Caserta's royal palace 'at serious risk'
Parts of facade fall twice in 10 days, family narrowly missed05 October, 17:18
On Thursday a family was nearly struck by a piece of the building's cornice that fell to the ground. Ten days earlier a piece of a facade's tympanum fell into a square. David said the culture ministry has promised to "immediately" secure all structures around entrances to the Reggia in order to protect the thousands of daily visitors. The Reggia di Caserta has been a World Heritage Site since 1997.
The massive palace was dreamed up in the 18th century by Bourbon King Charles III, who hoped it would one day rival Versailles.

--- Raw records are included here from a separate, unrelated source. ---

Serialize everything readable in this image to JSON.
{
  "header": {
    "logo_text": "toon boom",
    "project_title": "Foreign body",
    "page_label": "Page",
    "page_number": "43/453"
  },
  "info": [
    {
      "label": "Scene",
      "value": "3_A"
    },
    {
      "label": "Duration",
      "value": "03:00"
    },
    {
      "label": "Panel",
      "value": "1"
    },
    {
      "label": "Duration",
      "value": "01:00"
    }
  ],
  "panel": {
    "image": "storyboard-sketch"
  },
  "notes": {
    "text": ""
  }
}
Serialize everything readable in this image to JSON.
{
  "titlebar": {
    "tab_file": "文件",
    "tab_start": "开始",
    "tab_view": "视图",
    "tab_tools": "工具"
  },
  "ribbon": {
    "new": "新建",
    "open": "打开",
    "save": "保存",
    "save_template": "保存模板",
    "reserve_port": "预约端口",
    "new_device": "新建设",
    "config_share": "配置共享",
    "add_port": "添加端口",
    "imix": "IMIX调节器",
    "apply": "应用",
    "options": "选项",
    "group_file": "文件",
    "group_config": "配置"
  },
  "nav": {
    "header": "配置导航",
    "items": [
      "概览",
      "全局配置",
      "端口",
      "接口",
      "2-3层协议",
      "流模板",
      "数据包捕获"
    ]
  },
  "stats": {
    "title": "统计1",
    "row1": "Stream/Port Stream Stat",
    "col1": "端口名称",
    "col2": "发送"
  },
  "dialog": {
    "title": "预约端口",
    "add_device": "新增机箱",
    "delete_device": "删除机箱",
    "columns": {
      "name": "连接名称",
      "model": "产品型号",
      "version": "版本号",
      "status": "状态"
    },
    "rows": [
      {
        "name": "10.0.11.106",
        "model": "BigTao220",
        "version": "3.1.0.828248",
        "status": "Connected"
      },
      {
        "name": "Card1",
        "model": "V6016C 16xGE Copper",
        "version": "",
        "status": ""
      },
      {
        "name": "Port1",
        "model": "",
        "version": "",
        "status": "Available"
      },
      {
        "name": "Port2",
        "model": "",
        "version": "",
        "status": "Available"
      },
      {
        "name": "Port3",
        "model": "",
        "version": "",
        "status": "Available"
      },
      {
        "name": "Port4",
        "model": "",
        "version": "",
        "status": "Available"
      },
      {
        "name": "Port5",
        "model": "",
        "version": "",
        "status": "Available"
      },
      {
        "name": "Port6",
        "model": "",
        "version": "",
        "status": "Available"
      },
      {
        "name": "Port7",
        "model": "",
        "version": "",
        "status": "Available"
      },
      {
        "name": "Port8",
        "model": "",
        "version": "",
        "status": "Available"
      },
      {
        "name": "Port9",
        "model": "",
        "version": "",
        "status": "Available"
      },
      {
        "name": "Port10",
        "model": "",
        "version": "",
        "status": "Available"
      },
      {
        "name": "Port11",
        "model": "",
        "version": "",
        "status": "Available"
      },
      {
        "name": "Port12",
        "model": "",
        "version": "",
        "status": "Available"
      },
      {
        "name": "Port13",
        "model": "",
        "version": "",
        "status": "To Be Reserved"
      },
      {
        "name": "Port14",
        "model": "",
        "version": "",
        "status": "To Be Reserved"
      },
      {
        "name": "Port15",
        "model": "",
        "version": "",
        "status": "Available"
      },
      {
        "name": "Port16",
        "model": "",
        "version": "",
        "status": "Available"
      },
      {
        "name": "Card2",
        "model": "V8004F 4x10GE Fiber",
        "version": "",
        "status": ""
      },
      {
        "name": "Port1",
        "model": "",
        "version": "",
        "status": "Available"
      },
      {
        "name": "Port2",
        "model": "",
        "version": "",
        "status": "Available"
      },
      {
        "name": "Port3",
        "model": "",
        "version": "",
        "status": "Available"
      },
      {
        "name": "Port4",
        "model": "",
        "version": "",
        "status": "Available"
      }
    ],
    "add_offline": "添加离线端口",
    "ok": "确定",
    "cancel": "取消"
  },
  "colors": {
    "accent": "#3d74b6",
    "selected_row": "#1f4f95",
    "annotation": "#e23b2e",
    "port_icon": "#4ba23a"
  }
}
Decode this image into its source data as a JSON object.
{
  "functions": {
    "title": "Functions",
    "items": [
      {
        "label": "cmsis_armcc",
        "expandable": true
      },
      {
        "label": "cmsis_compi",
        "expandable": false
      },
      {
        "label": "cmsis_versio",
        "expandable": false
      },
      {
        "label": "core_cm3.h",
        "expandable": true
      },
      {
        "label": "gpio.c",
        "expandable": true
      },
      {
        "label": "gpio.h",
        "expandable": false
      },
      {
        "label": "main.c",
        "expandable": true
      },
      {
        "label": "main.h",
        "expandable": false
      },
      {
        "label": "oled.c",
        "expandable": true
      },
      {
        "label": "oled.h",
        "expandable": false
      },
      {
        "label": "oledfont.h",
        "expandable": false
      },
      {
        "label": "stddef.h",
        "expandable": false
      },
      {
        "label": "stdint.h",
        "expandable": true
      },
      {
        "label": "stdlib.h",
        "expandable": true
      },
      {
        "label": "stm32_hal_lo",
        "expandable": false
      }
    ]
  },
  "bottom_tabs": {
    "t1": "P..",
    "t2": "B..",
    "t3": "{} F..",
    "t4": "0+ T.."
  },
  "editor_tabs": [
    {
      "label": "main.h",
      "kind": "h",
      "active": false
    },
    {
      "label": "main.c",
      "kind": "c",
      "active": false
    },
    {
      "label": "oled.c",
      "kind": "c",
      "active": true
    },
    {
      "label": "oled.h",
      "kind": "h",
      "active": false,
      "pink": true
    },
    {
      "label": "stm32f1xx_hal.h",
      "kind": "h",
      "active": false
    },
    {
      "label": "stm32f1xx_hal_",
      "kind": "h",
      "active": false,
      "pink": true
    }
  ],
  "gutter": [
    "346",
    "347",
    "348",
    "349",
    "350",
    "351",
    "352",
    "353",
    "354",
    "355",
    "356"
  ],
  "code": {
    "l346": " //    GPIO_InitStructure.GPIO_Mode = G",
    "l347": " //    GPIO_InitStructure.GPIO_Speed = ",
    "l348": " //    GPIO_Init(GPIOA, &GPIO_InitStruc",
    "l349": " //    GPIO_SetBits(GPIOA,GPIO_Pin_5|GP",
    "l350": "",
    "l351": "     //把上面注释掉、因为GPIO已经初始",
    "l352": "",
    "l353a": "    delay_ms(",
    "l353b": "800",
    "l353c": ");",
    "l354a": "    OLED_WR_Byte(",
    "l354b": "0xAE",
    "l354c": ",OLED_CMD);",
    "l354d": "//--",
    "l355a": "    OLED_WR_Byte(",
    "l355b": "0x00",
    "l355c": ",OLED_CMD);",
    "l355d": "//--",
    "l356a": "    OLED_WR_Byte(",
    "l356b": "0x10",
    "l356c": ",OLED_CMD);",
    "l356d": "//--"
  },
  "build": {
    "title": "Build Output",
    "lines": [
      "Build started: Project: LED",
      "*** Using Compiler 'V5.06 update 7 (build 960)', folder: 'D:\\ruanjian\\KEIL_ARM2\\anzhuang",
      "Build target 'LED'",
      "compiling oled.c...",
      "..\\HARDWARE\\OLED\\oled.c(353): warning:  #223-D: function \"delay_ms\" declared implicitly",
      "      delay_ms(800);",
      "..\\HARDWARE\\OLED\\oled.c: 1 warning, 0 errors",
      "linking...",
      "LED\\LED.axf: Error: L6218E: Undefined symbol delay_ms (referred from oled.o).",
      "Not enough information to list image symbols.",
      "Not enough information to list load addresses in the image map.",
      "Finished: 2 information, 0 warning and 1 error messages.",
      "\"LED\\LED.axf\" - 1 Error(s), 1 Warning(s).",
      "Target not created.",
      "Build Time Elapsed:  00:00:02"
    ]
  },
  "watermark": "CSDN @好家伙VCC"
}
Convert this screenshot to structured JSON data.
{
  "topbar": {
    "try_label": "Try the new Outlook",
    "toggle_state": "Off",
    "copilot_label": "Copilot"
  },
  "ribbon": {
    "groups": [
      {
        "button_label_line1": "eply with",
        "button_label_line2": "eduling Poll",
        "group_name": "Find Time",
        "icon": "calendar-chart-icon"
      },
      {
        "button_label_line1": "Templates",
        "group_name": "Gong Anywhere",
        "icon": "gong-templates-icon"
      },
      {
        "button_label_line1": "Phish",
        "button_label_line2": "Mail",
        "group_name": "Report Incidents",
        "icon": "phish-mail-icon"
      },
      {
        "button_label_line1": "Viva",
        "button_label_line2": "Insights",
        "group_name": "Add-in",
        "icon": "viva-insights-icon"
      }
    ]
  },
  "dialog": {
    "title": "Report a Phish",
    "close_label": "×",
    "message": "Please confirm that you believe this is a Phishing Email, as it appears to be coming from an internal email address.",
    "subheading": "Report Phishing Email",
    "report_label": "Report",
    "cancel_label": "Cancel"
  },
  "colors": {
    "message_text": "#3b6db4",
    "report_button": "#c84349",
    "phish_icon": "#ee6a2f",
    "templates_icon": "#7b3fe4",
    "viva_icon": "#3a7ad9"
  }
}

Designed as the new capital of the Bourbon Kingdom, it was lost to the Napoleonic invasion for several years but returned to the Bourbon House in 1815.
In 1860, it became the property of the royal family of the new Italian state, the Savoys, before finally ending up in State hands in 1919.
The palace complex, which has won awards for its beautiful gardens, was based on designs by papal architect Luigi Vanvitelli and took nearly 100 years to complete.
The courtyards, vestibules, park and Palatine Chapel of the landmark have featured in several Hollywood movies.
The building's interior appeared in George Lucas's second Star Wars trilogy, where it was the home of the young Queen Amidala.
It has also doubled as the Vatican in two more recent blockbusters, Mission: Impossible III and Ron Howard's adaptation of the Dan Brown prequel to the Da Vinci Code, Angels & Demons.